[[ AVAILABLE DATA, beginning ]]
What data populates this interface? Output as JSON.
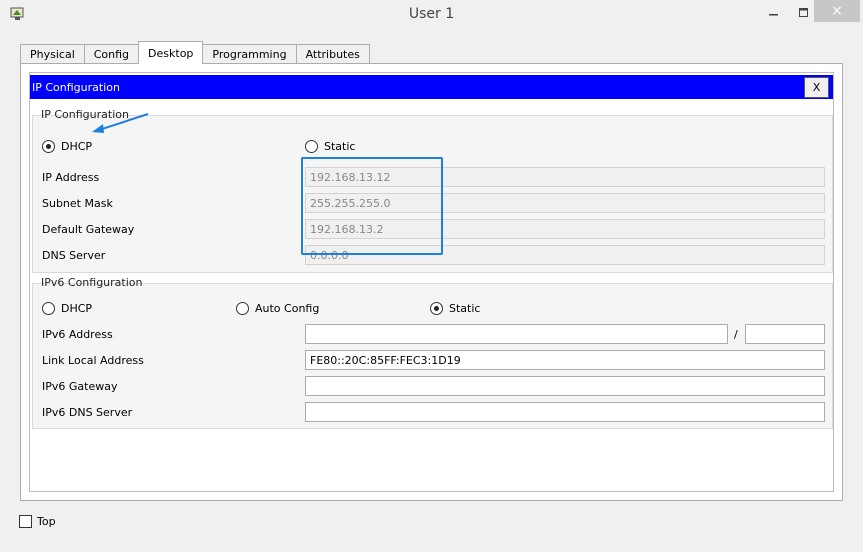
{
  "window": {
    "title": "User 1",
    "close_symbol": "×"
  },
  "tabs": [
    {
      "label": "Physical"
    },
    {
      "label": "Config"
    },
    {
      "label": "Desktop"
    },
    {
      "label": "Programming"
    },
    {
      "label": "Attributes"
    }
  ],
  "active_tab": "Desktop",
  "header": {
    "title": "IP Configuration",
    "close_label": "X"
  },
  "ipv4": {
    "group_title": "IP Configuration",
    "mode_options": {
      "dhcp": "DHCP",
      "static": "Static"
    },
    "selected_mode": "DHCP",
    "ip_address": {
      "label": "IP Address",
      "value": "192.168.13.12"
    },
    "subnet_mask": {
      "label": "Subnet Mask",
      "value": "255.255.255.0"
    },
    "default_gateway": {
      "label": "Default Gateway",
      "value": "192.168.13.2"
    },
    "dns_server": {
      "label": "DNS Server",
      "value": "0.0.0.0"
    }
  },
  "ipv6": {
    "group_title": "IPv6 Configuration",
    "mode_options": {
      "dhcp": "DHCP",
      "auto": "Auto Config",
      "static": "Static"
    },
    "selected_mode": "Static",
    "address": {
      "label": "IPv6 Address",
      "value": "",
      "prefix": "",
      "separator": "/"
    },
    "link_local": {
      "label": "Link Local Address",
      "value": "FE80::20C:85FF:FEC3:1D19"
    },
    "gateway": {
      "label": "IPv6 Gateway",
      "value": ""
    },
    "dns_server": {
      "label": "IPv6 DNS Server",
      "value": ""
    }
  },
  "footer": {
    "top_label": "Top",
    "top_checked": false
  },
  "colors": {
    "header_bar": "#0000ff",
    "highlight": "#1e7fe0"
  }
}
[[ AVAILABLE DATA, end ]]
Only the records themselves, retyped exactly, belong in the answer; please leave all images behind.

• _EXERCISE RESULT_
What data populates this interface? Output as JSON.
{
  "window": {
    "title": "User 1",
    "close_symbol": "×"
  },
  "tabs": [
    {
      "label": "Physical"
    },
    {
      "label": "Config"
    },
    {
      "label": "Desktop"
    },
    {
      "label": "Programming"
    },
    {
      "label": "Attributes"
    }
  ],
  "active_tab": "Desktop",
  "header": {
    "title": "IP Configuration",
    "close_label": "X"
  },
  "ipv4": {
    "group_title": "IP Configuration",
    "mode_options": {
      "dhcp": "DHCP",
      "static": "Static"
    },
    "selected_mode": "DHCP",
    "ip_address": {
      "label": "IP Address",
      "value": "192.168.13.12"
    },
    "subnet_mask": {
      "label": "Subnet Mask",
      "value": "255.255.255.0"
    },
    "default_gateway": {
      "label": "Default Gateway",
      "value": "192.168.13.2"
    },
    "dns_server": {
      "label": "DNS Server",
      "value": "0.0.0.0"
    }
  },
  "ipv6": {
    "group_title": "IPv6 Configuration",
    "mode_options": {
      "dhcp": "DHCP",
      "auto": "Auto Config",
      "static": "Static"
    },
    "selected_mode": "Static",
    "address": {
      "label": "IPv6 Address",
      "value": "",
      "prefix": "",
      "separator": "/"
    },
    "link_local": {
      "label": "Link Local Address",
      "value": "FE80::20C:85FF:FEC3:1D19"
    },
    "gateway": {
      "label": "IPv6 Gateway",
      "value": ""
    },
    "dns_server": {
      "label": "IPv6 DNS Server",
      "value": ""
    }
  },
  "footer": {
    "top_label": "Top",
    "top_checked": false
  },
  "colors": {
    "header_bar": "#0000ff",
    "highlight": "#1e7fe0"
  }
}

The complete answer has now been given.